[Opening WORKING DATA section]
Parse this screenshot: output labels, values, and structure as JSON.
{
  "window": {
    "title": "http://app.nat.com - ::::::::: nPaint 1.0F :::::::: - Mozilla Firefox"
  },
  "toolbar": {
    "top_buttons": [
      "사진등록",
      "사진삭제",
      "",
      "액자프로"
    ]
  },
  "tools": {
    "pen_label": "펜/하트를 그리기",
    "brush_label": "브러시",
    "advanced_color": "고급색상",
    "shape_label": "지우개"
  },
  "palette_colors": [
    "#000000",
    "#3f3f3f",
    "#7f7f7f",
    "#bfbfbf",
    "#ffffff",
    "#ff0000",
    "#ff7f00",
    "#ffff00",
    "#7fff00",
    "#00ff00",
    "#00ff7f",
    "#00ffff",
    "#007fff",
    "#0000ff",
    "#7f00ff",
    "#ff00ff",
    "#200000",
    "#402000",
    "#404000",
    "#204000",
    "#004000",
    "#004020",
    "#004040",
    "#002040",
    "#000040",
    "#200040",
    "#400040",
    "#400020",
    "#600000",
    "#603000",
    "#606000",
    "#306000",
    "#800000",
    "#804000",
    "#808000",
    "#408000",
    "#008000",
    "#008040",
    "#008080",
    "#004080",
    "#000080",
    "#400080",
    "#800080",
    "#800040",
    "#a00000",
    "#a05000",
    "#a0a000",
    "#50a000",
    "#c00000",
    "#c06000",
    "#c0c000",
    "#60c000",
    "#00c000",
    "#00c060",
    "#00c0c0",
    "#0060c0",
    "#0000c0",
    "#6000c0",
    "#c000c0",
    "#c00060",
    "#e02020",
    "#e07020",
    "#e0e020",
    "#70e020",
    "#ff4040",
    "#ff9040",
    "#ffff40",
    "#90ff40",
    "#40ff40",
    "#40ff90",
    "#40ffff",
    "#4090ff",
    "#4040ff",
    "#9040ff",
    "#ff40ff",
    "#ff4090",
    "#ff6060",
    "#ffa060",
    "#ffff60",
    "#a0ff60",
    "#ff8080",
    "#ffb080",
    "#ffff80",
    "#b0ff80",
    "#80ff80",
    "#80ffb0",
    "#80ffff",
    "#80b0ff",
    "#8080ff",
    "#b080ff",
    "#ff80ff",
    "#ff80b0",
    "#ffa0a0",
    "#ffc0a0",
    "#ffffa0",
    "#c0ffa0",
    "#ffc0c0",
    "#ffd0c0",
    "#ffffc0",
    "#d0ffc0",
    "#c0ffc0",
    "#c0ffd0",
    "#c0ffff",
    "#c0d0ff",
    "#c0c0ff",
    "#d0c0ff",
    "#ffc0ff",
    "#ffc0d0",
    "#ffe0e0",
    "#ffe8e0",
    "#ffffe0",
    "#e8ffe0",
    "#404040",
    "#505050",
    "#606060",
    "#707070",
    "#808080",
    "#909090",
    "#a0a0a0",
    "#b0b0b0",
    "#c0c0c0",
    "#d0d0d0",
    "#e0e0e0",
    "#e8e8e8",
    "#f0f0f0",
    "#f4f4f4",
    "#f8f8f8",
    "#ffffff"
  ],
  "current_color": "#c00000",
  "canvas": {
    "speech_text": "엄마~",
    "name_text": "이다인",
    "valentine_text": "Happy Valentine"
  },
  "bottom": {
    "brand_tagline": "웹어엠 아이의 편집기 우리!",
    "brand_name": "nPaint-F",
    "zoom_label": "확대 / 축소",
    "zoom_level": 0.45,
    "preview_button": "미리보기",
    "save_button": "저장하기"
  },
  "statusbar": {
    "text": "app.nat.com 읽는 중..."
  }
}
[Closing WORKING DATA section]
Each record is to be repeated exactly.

Parse this screenshot: output labels, values, and structure as JSON.
{
  "window": {
    "title": "http://app.nat.com - ::::::::: nPaint 1.0F :::::::: - Mozilla Firefox"
  },
  "toolbar": {
    "top_buttons": [
      "사진등록",
      "사진삭제",
      "",
      "액자프로"
    ]
  },
  "tools": {
    "pen_label": "펜/하트를 그리기",
    "brush_label": "브러시",
    "advanced_color": "고급색상",
    "shape_label": "지우개"
  },
  "palette_colors": [
    "#000000",
    "#3f3f3f",
    "#7f7f7f",
    "#bfbfbf",
    "#ffffff",
    "#ff0000",
    "#ff7f00",
    "#ffff00",
    "#7fff00",
    "#00ff00",
    "#00ff7f",
    "#00ffff",
    "#007fff",
    "#0000ff",
    "#7f00ff",
    "#ff00ff",
    "#200000",
    "#402000",
    "#404000",
    "#204000",
    "#004000",
    "#004020",
    "#004040",
    "#002040",
    "#000040",
    "#200040",
    "#400040",
    "#400020",
    "#600000",
    "#603000",
    "#606000",
    "#306000",
    "#800000",
    "#804000",
    "#808000",
    "#408000",
    "#008000",
    "#008040",
    "#008080",
    "#004080",
    "#000080",
    "#400080",
    "#800080",
    "#800040",
    "#a00000",
    "#a05000",
    "#a0a000",
    "#50a000",
    "#c00000",
    "#c06000",
    "#c0c000",
    "#60c000",
    "#00c000",
    "#00c060",
    "#00c0c0",
    "#0060c0",
    "#0000c0",
    "#6000c0",
    "#c000c0",
    "#c00060",
    "#e02020",
    "#e07020",
    "#e0e020",
    "#70e020",
    "#ff4040",
    "#ff9040",
    "#ffff40",
    "#90ff40",
    "#40ff40",
    "#40ff90",
    "#40ffff",
    "#4090ff",
    "#4040ff",
    "#9040ff",
    "#ff40ff",
    "#ff4090",
    "#ff6060",
    "#ffa060",
    "#ffff60",
    "#a0ff60",
    "#ff8080",
    "#ffb080",
    "#ffff80",
    "#b0ff80",
    "#80ff80",
    "#80ffb0",
    "#80ffff",
    "#80b0ff",
    "#8080ff",
    "#b080ff",
    "#ff80ff",
    "#ff80b0",
    "#ffa0a0",
    "#ffc0a0",
    "#ffffa0",
    "#c0ffa0",
    "#ffc0c0",
    "#ffd0c0",
    "#ffffc0",
    "#d0ffc0",
    "#c0ffc0",
    "#c0ffd0",
    "#c0ffff",
    "#c0d0ff",
    "#c0c0ff",
    "#d0c0ff",
    "#ffc0ff",
    "#ffc0d0",
    "#ffe0e0",
    "#ffe8e0",
    "#ffffe0",
    "#e8ffe0",
    "#404040",
    "#505050",
    "#606060",
    "#707070",
    "#808080",
    "#909090",
    "#a0a0a0",
    "#b0b0b0",
    "#c0c0c0",
    "#d0d0d0",
    "#e0e0e0",
    "#e8e8e8",
    "#f0f0f0",
    "#f4f4f4",
    "#f8f8f8",
    "#ffffff"
  ],
  "current_color": "#c00000",
  "canvas": {
    "speech_text": "엄마~",
    "name_text": "이다인",
    "valentine_text": "Happy Valentine"
  },
  "bottom": {
    "brand_tagline": "웹어엠 아이의 편집기 우리!",
    "brand_name": "nPaint-F",
    "zoom_label": "확대 / 축소",
    "zoom_level": 0.45,
    "preview_button": "미리보기",
    "save_button": "저장하기"
  },
  "statusbar": {
    "text": "app.nat.com 읽는 중..."
  }
}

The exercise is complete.